(App and web page records)
++++++
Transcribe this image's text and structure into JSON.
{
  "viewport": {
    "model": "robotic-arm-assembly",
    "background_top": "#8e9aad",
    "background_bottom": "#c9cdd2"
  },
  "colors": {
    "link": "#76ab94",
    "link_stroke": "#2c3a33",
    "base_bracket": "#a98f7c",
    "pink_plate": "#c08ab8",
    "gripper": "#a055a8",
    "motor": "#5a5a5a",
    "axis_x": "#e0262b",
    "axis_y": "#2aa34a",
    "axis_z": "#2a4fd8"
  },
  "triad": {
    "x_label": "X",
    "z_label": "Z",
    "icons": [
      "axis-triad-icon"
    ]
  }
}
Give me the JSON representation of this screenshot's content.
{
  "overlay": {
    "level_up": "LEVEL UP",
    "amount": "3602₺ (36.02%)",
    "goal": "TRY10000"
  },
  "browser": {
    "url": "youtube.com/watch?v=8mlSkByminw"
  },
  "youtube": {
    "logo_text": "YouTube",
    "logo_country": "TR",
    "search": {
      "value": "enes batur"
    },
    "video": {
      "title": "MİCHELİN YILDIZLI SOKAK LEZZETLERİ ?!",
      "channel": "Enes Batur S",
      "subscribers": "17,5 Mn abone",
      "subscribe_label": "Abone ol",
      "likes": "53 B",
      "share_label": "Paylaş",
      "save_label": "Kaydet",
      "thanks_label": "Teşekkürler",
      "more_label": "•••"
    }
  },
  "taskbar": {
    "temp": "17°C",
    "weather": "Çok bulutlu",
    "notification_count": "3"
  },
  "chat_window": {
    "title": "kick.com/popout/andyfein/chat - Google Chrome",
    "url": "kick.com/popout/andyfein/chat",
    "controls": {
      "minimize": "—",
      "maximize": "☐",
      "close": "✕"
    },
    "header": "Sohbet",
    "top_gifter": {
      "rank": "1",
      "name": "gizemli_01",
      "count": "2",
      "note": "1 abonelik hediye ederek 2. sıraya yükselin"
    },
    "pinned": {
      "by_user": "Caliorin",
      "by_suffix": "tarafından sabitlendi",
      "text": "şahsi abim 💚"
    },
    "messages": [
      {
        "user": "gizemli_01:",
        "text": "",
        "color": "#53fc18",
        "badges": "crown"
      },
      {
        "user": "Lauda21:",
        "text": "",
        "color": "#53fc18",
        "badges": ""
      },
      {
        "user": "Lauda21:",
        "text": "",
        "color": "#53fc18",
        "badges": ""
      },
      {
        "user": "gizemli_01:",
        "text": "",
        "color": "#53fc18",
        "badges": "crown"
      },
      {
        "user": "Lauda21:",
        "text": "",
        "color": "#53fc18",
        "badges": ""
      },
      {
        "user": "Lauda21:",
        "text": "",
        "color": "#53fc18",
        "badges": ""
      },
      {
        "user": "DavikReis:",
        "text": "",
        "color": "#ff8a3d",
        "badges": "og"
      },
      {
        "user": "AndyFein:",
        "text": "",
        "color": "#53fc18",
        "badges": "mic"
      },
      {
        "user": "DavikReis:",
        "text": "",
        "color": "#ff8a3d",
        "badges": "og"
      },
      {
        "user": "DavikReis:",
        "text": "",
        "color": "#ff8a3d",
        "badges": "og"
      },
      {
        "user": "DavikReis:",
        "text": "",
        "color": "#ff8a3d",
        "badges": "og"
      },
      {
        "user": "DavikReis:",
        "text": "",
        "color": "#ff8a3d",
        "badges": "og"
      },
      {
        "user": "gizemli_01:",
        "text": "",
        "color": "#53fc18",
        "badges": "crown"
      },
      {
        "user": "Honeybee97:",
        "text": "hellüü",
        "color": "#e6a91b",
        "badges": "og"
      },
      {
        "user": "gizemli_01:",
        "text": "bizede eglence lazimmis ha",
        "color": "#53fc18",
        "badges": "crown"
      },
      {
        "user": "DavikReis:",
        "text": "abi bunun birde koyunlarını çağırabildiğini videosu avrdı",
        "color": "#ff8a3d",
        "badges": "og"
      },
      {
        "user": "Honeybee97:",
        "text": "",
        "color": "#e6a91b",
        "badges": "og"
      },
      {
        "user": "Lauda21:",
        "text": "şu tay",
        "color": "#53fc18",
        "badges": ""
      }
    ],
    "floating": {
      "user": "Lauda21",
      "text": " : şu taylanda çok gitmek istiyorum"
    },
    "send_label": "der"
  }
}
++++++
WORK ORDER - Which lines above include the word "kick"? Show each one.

EXERCISE RESPONSE -
    "title": "kick.com/popout/andyfein/chat - Google Chrome",
    "url": "kick.com/popout/andyfein/chat",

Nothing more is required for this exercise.